/boot partition. Thus, deleting the Ubuntu partition almost certainly did not damage the EFI System Partition (ESP). Instead, you deprived GRUB 2 of its configuration and support files, leading to an inability to boot through GRUB 2. This problem is actually easily overcome by using the computer's built-in boot manager -- typically accessed by pressing Esc, Enter, or a function key when you power on the system. (Unfortunately, there's no standardization in user interfaces, so I can't be more specific.) If you'd known this, you could probably have saved yourself a lot of hassle.
Second, installing Ubuntu without a boot loader is pretty pointless, since a boot loader is required to boot an OS. That said, the boot loader need not be GRUB 2. This question and answers briefly describe several alternatives. My Web page on the subject goes into a lot more detail. If you want to use something other than GRUB 2, you can boot the installer using the "try before installing" option, launch a Terminal, and type:
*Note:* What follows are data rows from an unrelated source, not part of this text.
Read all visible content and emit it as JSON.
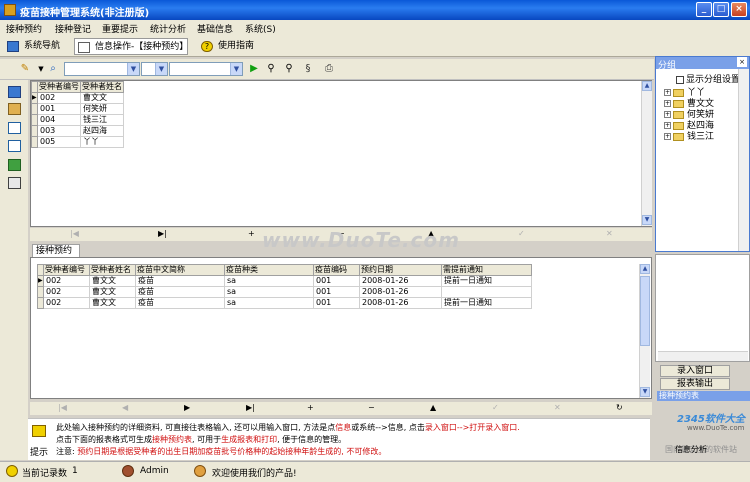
{
  "window": {
    "title": "疫苗接种管理系统(非注册版)",
    "min": "_",
    "max": "□",
    "close": "×"
  },
  "menu": [
    "接种预约",
    "接种登记",
    "重要提示",
    "统计分析",
    "基础信息",
    "系统(S)"
  ],
  "tabs": [
    "系统导航",
    "信息操作-【接种预约】",
    "使用指南"
  ],
  "toolbar": {
    "combo1": "",
    "combo2": "",
    "combo3": "",
    "combo4": ""
  },
  "top_grid": {
    "headers": [
      "受种者编号",
      "受种者姓名"
    ],
    "rows": [
      [
        "002",
        "曹文文"
      ],
      [
        "001",
        "何笑妍"
      ],
      [
        "004",
        "钱三江"
      ],
      [
        "003",
        "赵四海"
      ],
      [
        "005",
        "丫丫"
      ]
    ]
  },
  "nav_top": [
    "|◀",
    "◀",
    "▶",
    "▶|",
    "+",
    "−",
    "▲",
    "✓",
    "✕"
  ],
  "bottom_tab": "接种预约表",
  "bottom_grid": {
    "headers": [
      "受种者编号",
      "受种者姓名",
      "疫苗中文简称",
      "疫苗种类",
      "疫苗编码",
      "预约日期",
      "需提前通知"
    ],
    "rows": [
      [
        "002",
        "曹文文",
        "疫苗",
        "sa",
        "001",
        "2008-01-26",
        "提前一日通知"
      ],
      [
        "002",
        "曹文文",
        "疫苗",
        "sa",
        "001",
        "2008-01-26",
        ""
      ],
      [
        "002",
        "曹文文",
        "疫苗",
        "sa",
        "001",
        "2008-01-26",
        "提前一日通知"
      ]
    ]
  },
  "nav_bottom": [
    "|◀",
    "◀",
    "▶",
    "▶|",
    "+",
    "−",
    "▲",
    "✓",
    "✕",
    "↻"
  ],
  "tips": {
    "label": "提示",
    "line1a": "此处输入接种预约的详细资料, 可直接往表格输入, 还可以用输入窗口, 方法是点",
    "line1b": "信息",
    "line1c": "或系统-->信息, 点击",
    "line1d": "录入窗口",
    "line1e": "-->打开录入窗口.",
    "line2a": "点击下面的报表格式可生成",
    "line2b": "接种预约表",
    "line2c": ", 可用于",
    "line2d": "生成报表和打印",
    "line2e": ", 便于信息的管理。",
    "line3a": "注意: ",
    "line3b": "预约日期是根据受种者的出生日期加疫苗批号价格种的起始接种年龄生成的, 不可修改。"
  },
  "group": {
    "title": "分组",
    "show_settings": "显示分组设置",
    "items": [
      "丫丫",
      "曹文文",
      "何笑妍",
      "赵四海",
      "钱三江"
    ]
  },
  "right_buttons": [
    "录入窗口",
    "报表输出",
    "接种预约表"
  ],
  "right_bottom_label": "信息分析",
  "status": {
    "records_label": "当前记录数",
    "records": "1",
    "user": "Admin",
    "welcome": "欢迎使用我们的产品!"
  },
  "watermark": {
    "main": "www.DuoTe.com",
    "logo": "2345软件大全",
    "site": "www.DuoTe.com",
    "caption": "国内最安全的软件站"
  }
}
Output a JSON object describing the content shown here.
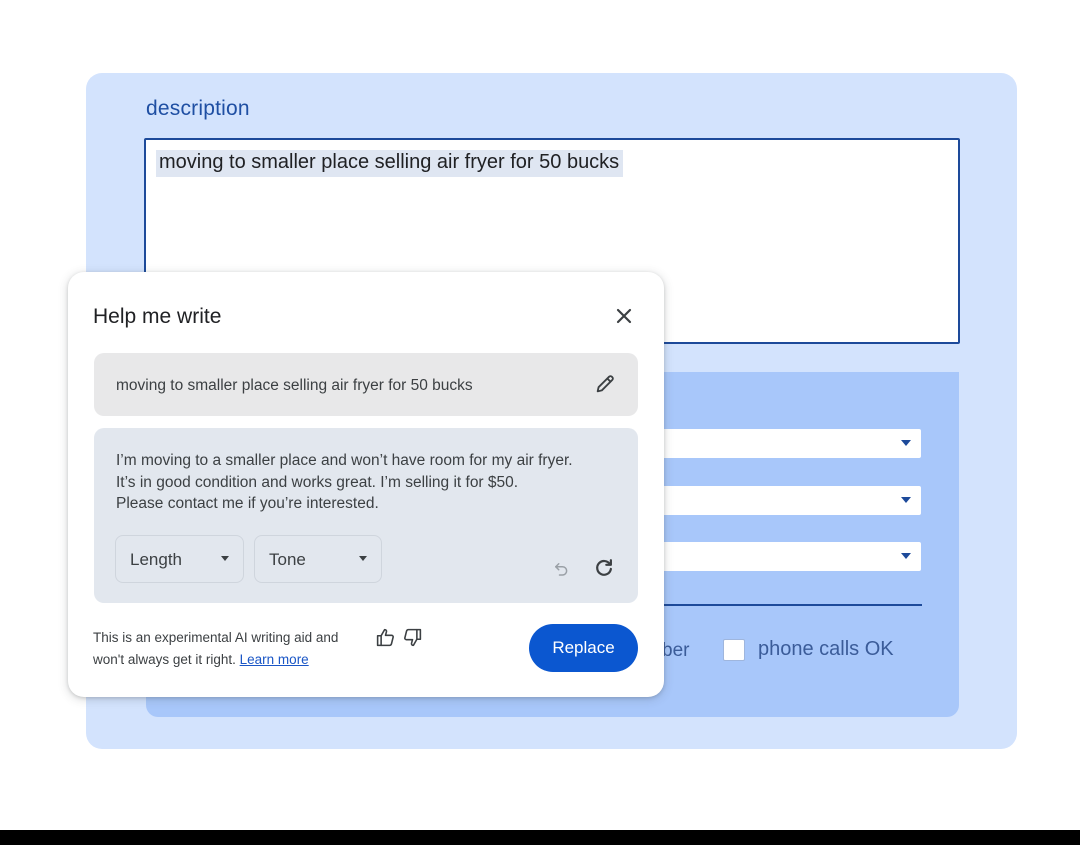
{
  "form": {
    "description_label": "description",
    "description_value": "moving to smaller place selling air fryer for 50 bucks",
    "partial_label": "ber",
    "phone_calls_label": "phone calls OK",
    "phone_calls_checked": false
  },
  "dialog": {
    "title": "Help me write",
    "prompt": "moving to smaller place selling air fryer for 50 bucks",
    "result_lines": [
      "I’m moving to a smaller place and won’t have room for my air fryer.",
      "It’s in good condition and works great. I’m selling it for $50.",
      "Please contact me if you’re interested."
    ],
    "length_label": "Length",
    "tone_label": "Tone",
    "disclaimer_line1": "This is an experimental AI writing aid and",
    "disclaimer_line2": "won't always get it right.",
    "learn_more": "Learn more",
    "replace_label": "Replace"
  },
  "icons": {
    "close": "close-icon",
    "edit": "pencil-icon",
    "undo": "undo-icon",
    "regenerate": "refresh-icon",
    "thumbs_up": "thumbs-up-icon",
    "thumbs_down": "thumbs-down-icon",
    "dropdown": "caret-down-icon"
  },
  "colors": {
    "panel_bg": "#d3e3fd",
    "form_area_bg": "#a8c7fa",
    "accent": "#0b57d0",
    "field_border": "#1d4a9a",
    "label_text": "#1f4fa3"
  }
}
This command launches the installer and tells it to not install GRUB. When the installation finishes, you'll have to install the boot loader of your choice in some way. Options include:
- Install it from Windows
- Install it from the Ubuntu live disk
- Use an emergency boot manager like rEFInd on USB drive to boot Ubuntu, then install from there
If you want a boot process that's safe from problems caused by deleting Ubuntu, you'll need to either use something other than GRUB 2 or create a heavily-customized GRUB 2 configuration, as described here. (Note that, although that page includes a comment that it's outdated, the newer page does not describe how to create a custom GRUB setup.)